Shadow of War
Shadow of War
oil on canvas
36 x 36

This piece was created during the early stages of the Ukraine war.

Fifty Years Later: The War America Wanted to Forget

Don Holladay

By the time I went,
there were no happy send offs,
no Johnny Comes Marching Home songs,
no welcome back hugs, no real thanks at all.
By the time I went,
they were burning draft cards,
marching in the streets,
giving fiery speeches, and
sometimes torching the
American flag.

By the time I went,
returning vets were whispered to be
“losers” “dopeheads” and “psychos,”
said to be better off, if just left alone.

By the time I went,
LBJ had doubled down, saying
he didn’t intend to be the first
President to lose an American war.

By the time I went,
MLK had called it
a white man’s war, being
fought by young Blacks,
to secure freedoms in
southeast Asia, which people of
color were denied back home.

By the time I went,
the atrocities at My Lai had been
exposed, and now everyone was
wondering, asking how many rogue
soldiers were still out there,
lining-up and killing women, kids,
and old men.

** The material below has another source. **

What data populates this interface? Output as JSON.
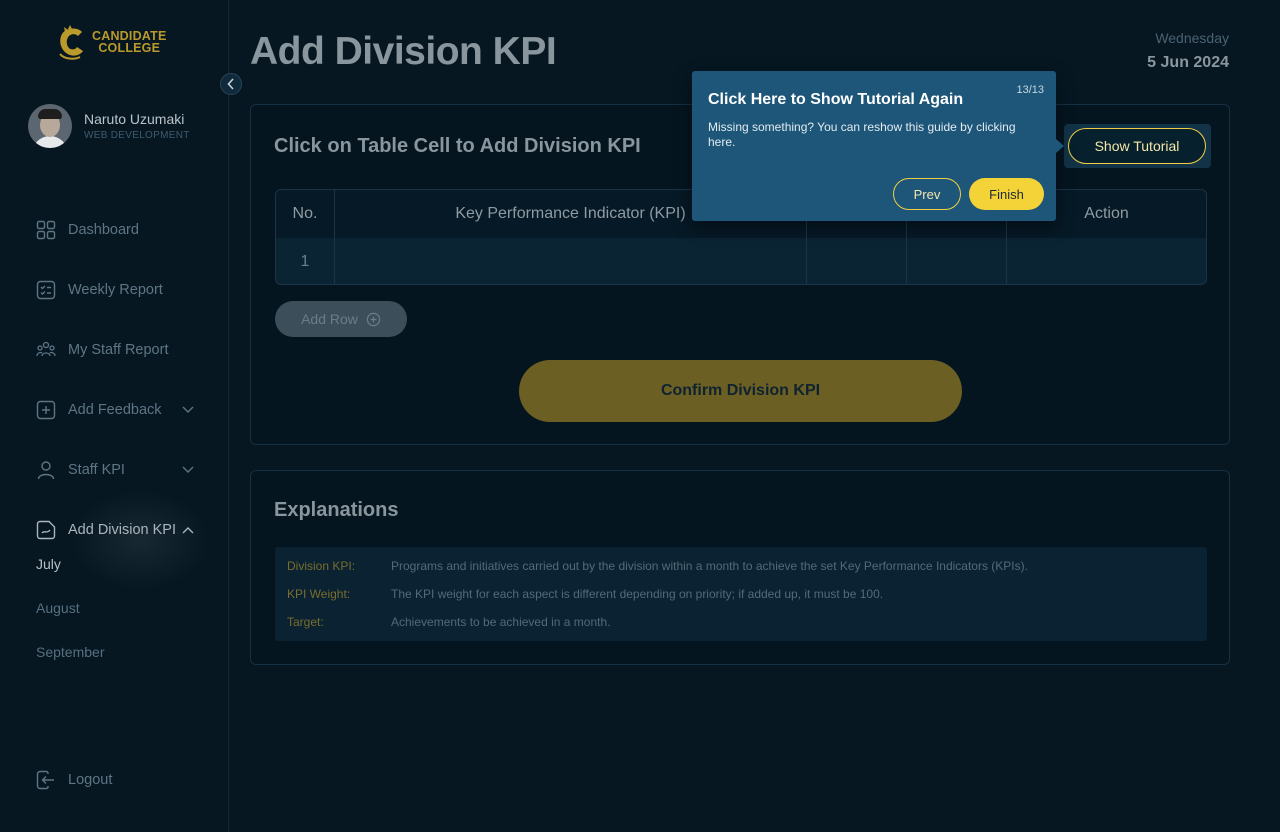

By the time I went,
body counts were the measure of success,
for winning this confusing, unpopular,
ugly, real ugly war.

The week I went,
the Kent State massacre happened,
four students dead, nine wounded,
gunned down by state Guardsmen,
while protesting the war. They had
rallied to stop new bombing, and
that got them shot. America was
twisting off.

By the time I went,
I was an old man of 26,
assigned to a safe place,
away from the hillsides, ridges and
jungles, where teen-agers were dying,
defending the war-planners’ “domino
theory,” the only reason given,
for going to war.

By the time I went, in the American
public’s eyes, the unpopular
war, and those who went, were seen
as one and the same. In sports and war,
our nation likes winners, that often seemed,
to be the chief complaint.

When it finally ended, 58,000
American soldiers were dead, and
300,000 more had come home, wounded but alive.
Thousands upon thousands returned
with missing limbs, PTSD, and addictions
to stuff called “snow” and “coke.”
Families had changed forever,
but no one seemed to really care.
It was over, and that was enough.
Vietnam was the war America wanted to forget.